Identification of distant metastases precludes attempt at curative resection in patients with esophageal carcinoma. Preoperative staging with computed tomography (CT) of the chest and abdomen has an overall accuracy of ∼55%. The purpose of the present study was to determine the additive efficacy of PET in the identification of occult metastases in patients with potentially resectable esophageal carcinoma based on CT imaging.
Between July 2002 and April 2004, patients with carcinoma of the esophagus underwent preoperative staging with PET in addition to routine CT of the chest and abdomen. All suspicious (FDG-avid) supraclavicular nodes identified on PET were confirmed cytologically by fine needle aspiration (FNA).
Thirty-three patients with potentially resectable esophageal carcinoma by CT staging of the chest and abdomen had preoperative PET performed at our institution. Their histologies were as follows: adeno (n=25), squamous cell (n=7), and poorly differentiated (n=1) carcinoma. Three of 25 patients with adenocarcinoma (12%) had occult supraclavicular nodal metastases identified only on PET; all confirmed cytologically by FNA. Mediastinal (n=2), bony (n=2), liver (n=1), & soft tissue (n=1) metastases were identified by PET, but not CT, in 6 additional patients. Overall, 24% of patients with potentially resectable esophageal carcinoma by CT staging were determined to be inoperable after PET imaging. In 32% of patients with “resectable” adenocarcinoma of the esophagus, PET identified distant metastases.
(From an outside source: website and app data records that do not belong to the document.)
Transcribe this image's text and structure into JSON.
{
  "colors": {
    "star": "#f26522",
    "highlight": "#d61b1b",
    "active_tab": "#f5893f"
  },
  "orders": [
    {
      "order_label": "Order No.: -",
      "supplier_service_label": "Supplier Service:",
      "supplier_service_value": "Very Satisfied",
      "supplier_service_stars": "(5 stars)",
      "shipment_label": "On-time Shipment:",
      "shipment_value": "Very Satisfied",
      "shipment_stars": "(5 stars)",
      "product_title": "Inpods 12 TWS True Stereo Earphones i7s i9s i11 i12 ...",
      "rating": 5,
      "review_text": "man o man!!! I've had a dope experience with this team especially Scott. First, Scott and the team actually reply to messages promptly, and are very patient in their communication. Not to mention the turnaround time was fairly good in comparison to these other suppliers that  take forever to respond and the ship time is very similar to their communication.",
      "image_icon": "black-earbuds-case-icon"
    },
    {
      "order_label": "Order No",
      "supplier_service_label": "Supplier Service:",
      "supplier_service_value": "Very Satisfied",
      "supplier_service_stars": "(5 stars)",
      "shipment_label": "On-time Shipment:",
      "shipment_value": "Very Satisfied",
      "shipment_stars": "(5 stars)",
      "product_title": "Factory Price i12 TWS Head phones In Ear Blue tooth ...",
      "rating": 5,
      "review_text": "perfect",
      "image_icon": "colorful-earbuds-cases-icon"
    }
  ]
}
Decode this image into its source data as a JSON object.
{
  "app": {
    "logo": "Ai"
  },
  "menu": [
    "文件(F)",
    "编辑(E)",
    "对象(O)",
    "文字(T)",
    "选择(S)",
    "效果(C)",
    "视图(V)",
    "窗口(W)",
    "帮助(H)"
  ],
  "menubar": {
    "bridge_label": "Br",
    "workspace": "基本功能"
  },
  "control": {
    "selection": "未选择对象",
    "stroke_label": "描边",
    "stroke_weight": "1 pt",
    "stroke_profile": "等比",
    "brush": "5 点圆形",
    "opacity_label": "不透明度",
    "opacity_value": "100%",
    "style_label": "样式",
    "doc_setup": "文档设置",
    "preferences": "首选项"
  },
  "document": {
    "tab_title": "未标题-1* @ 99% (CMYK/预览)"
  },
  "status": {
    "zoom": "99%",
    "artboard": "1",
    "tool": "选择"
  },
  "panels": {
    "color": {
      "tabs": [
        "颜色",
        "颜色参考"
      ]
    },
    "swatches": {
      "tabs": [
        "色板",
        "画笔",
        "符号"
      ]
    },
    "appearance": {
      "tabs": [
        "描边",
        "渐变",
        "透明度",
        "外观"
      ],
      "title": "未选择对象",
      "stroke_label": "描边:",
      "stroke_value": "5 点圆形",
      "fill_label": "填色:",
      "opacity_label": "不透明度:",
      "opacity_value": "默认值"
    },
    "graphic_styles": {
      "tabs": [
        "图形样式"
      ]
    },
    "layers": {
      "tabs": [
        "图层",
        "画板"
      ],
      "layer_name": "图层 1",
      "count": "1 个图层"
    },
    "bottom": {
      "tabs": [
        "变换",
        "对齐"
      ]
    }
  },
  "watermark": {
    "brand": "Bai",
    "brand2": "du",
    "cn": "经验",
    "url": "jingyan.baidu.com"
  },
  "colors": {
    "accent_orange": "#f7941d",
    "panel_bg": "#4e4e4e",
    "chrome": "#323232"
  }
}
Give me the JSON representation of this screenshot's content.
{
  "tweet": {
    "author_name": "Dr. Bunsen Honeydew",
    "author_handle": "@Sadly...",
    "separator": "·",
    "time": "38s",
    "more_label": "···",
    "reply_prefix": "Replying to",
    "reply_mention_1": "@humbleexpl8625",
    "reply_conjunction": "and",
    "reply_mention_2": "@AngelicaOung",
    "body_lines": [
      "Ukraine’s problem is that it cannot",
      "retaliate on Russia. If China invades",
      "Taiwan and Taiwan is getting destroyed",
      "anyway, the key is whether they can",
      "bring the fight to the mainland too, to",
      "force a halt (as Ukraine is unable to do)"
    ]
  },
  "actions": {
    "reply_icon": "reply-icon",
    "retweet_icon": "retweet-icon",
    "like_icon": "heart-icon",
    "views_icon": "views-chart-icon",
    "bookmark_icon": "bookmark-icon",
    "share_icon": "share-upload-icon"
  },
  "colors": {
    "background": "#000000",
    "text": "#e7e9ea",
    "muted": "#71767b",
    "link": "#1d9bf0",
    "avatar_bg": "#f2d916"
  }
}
Esophageal carcinoma is frequently a systemic disease at presentation. Pre-operative staging with PET identified occult disease in ∼1/4 of all patients with esophageal carcinoma and ∼1/3 of those with adenocarcinoma. Supraclavicular nodal metastases are common in these patients and poorly evaluated by chest CT alone. FNA is useful in confirming metastases suggested on PET.
Preoperative PET can identify occult metastases in a significant number of patients with esophageal carcinoma deemed operable by routine CT imaging of the chest and abdomen. These data suggest that PET may enhance preoperative CT staging and alter treatment planning of patients with esophageal carcinoma.
J.L. Bobadilla, None.